mild COVID-19, and that the
novel coronavirus infection leaves behind significant changes in the
immune system even after 10 weeks, findings which may aid in the treatment of patients, and in the development of a potent vaccine.
The study, published in the journal Allergy, involving 109 recovered COVID-19 patients and 98 healthy individuals in the control group, showed that various symptoms related to COVID-19 occur in groups.
In the research, scientists, including those from the Medical University of Vienna in Austria, identified seven groups of symptoms including “flu-like symptoms” with fever, chills, fatigue and cough, “common cold-like symptoms” with rhinitis, sneezing, dry throat and nasal congestion, and “joint and muscle pain”.
They said patients may also experience “eye and mucosal inflammation” symptoms, “lung problems” with pneumonia and shortness of breath, “gastrointestinal problems” including diarrhoea, nausea and headache, and “loss of sense of smell and taste and other symptoms”.
“In the latter group we found that loss of smell and taste predominantly affects individuals with a ‘young immune system,’ measured by the number of immune cells — T lymphocytes — that have recently emigrated from the thymus gland,” said Winfried F. Pickl, a co-author of the study from the Medical University of Vienna.
“This means that we were able to clearly distinguish systemic (groups one and three) from organ-specific forms (groups six and seven) of primary COVID-19 disease,” Pickl said.
From the analysis, the scientists established that COVID-19 leaves behind long detectable changes in the blood of recovered patients, very similar to a fingerprint.
Citing an example, they said the number of granulocytes, which are otherwise responsible in the immune system for fighting bacterial pathogens, is significantly lower than normal in the COVID-19 group.
“However, both the CD4 and CD8 T cell compartment developed memory cells and CD8 T cells remained strongly activated.
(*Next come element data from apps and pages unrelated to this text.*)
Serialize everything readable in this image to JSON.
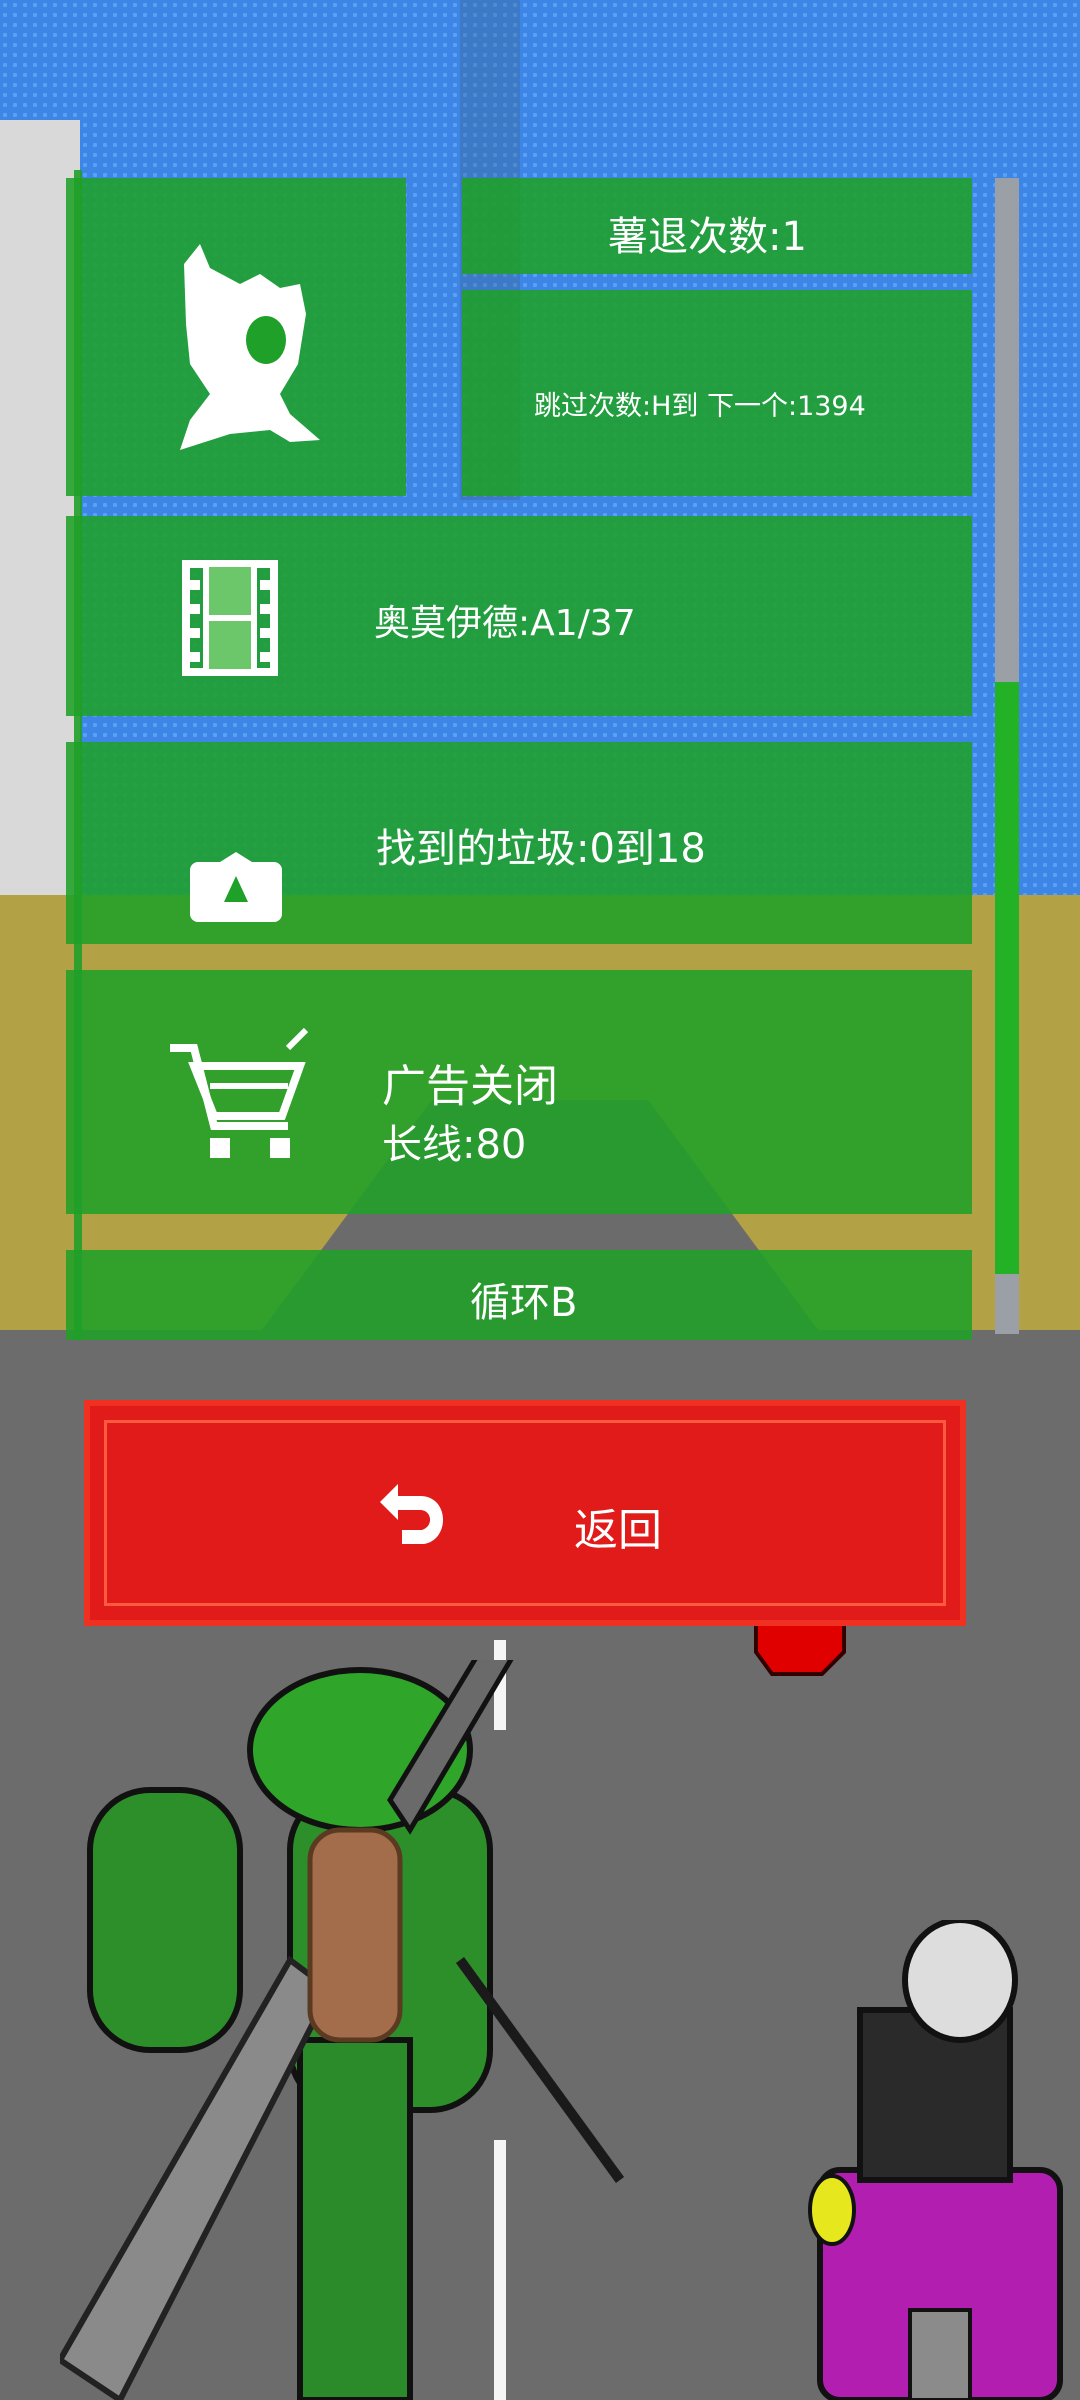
{
  "stats": {
    "retreat_count": "薯退次数:1",
    "skip_count": "跳过次数:H到 下一个:1394"
  },
  "menu": {
    "film_label": "奥莫伊德:A1/37",
    "trash_label": "找到的垃圾:0到18",
    "shop_line1": "广告关闭",
    "shop_line2": "长线:80",
    "loop_label": "循环B"
  },
  "back_button": {
    "label": "返回"
  },
  "scrollbar": {
    "position_fraction": 0.45
  },
  "icons": [
    "pet-icon",
    "film-icon",
    "trash-bin-icon",
    "cart-icon",
    "back-arrow-icon"
  ],
  "colors": {
    "tile": "#1fa028",
    "back": "#e11a1a",
    "sky": "#3d86e6",
    "sand": "#b3a146"
  }
}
This indicates that the immune system is still intensively engaged with the disease several weeks after initial infection,” Pickl explained.
According to the researchers, increased levels of antibody-producing immune cells were detected in the blood of recovered patients.
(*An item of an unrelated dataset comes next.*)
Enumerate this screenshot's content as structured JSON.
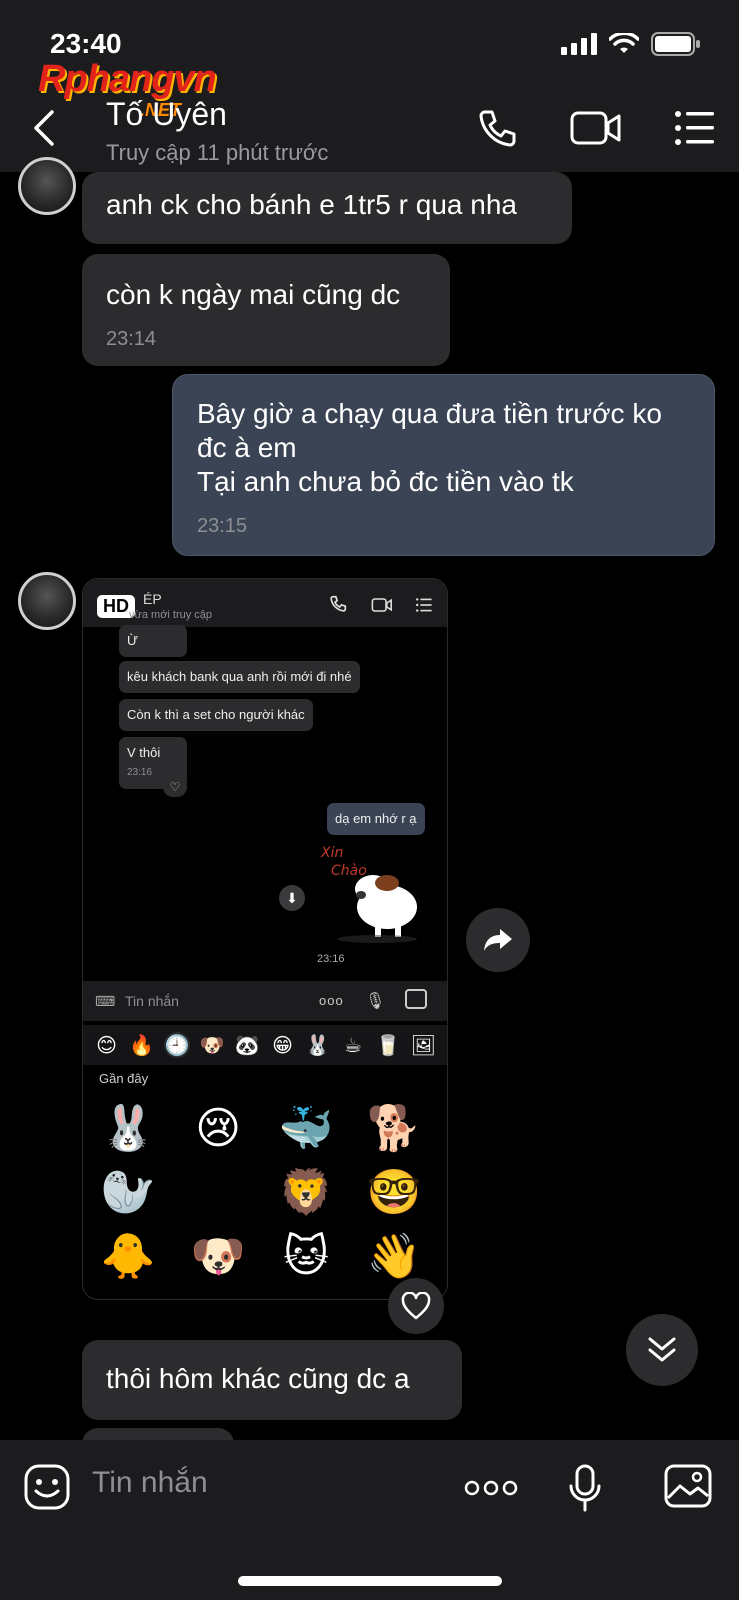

The higher the fever of the affected patient during the mild course of the disease, the higher were the antibody levels against the virus, they said.
“Our findings contribute to a better understanding of the disease and help us in the development of potential vaccines, since we now have access to promising biomarkers and can perform even better monitoring,” the scientists said.
“Above all, the study shows that the human immune system “doubles up” when defending against COVID-19 with the combined action of immune cells and antibodies,” they noted.
According to the study, the immune cells are also able to memorise certain “moves” on the part of the virus and respond to them.
“Now it is a matter of implementing these findings and using them for the development of highly-effective COVID-19 vaccines,” the researchers said.
Coronavirus Can Get Children Worried: Here’s How To Have The Talk
In the wake of coronavirus, several schools and colleges have been shut in many parts of the world to contain the spread of COVID-19. As public awareness and conversations around the novel virus increase, the situation can get the children anxious and worried for their family members and friends.
Parents, family members, teachers, healthcare professionals and trusted adults play a significant role in helping children make sense of what they hear in a way that is honest, accurate and minimise their fear or anxiety.
Dr Sreenath Manikanti, Senior Consultant Neonatologist & HOD Fortis La Femme Hospital, Richmond Road, Bangalore shares a few tips to help make the corona conversation easier around children.
General Principles While Talking To Kids
– Children pick up cues from conversations you have with them and others
– Patiently listen to what they say, and allow them to ask questions
– Avoid using words that might blame others and lead to stigma
– Remember that the virus can make anyone sick. Avoid making assumptions about who might have COVID-19
– Pay attention to what children see, hear or read on television, radio or online
– Reduce the amount of screen time for children focused on COVID-19. Too much information on any one topic can lead to anxiety and worry
– Provide information to kids that is honest and accurate. Give information that is truthful and appropriate for the age and developmental level of the child
– Talk to children about how some stories on COVID-19 on the internet and social media may be based on rumours and inaccurate information
– Teach chilren everyday actions to reduce the spread of germs
– Stay calm and keep information simple
– Reassure children that health and school authorities are working very hard to keep everyone safe and healthy
– Teach dos and don’ts at home, schools and play areas
– Cough or sneeze into a tissue or your elbow, and then throw the tissue into a closed bin
– Wash hands with soap and water for at least 20 seconds, especially after blowing nose, coughing or sneezing, after using restroom, and before eating or learning to prepare food
– If soap and water are not available, teach children to use hand sanitiser
– Avoid coughing or sneezing into hands
– Avoid crowded places
– Avoid touching surfaces in public places and play areas unnecessarily
Points For Discussions About COVID-19
– COVID-19 is the short name for ‘coronavirus disease 2019’
– It is a new virus. Doctors are still learning more about it
– Recently, this virus has made a lot of people sick
– Doctors and scientists think that most people will be alright, especially kids, but some people might get very sick
– Doctors and experts are working hard to help people stay healthy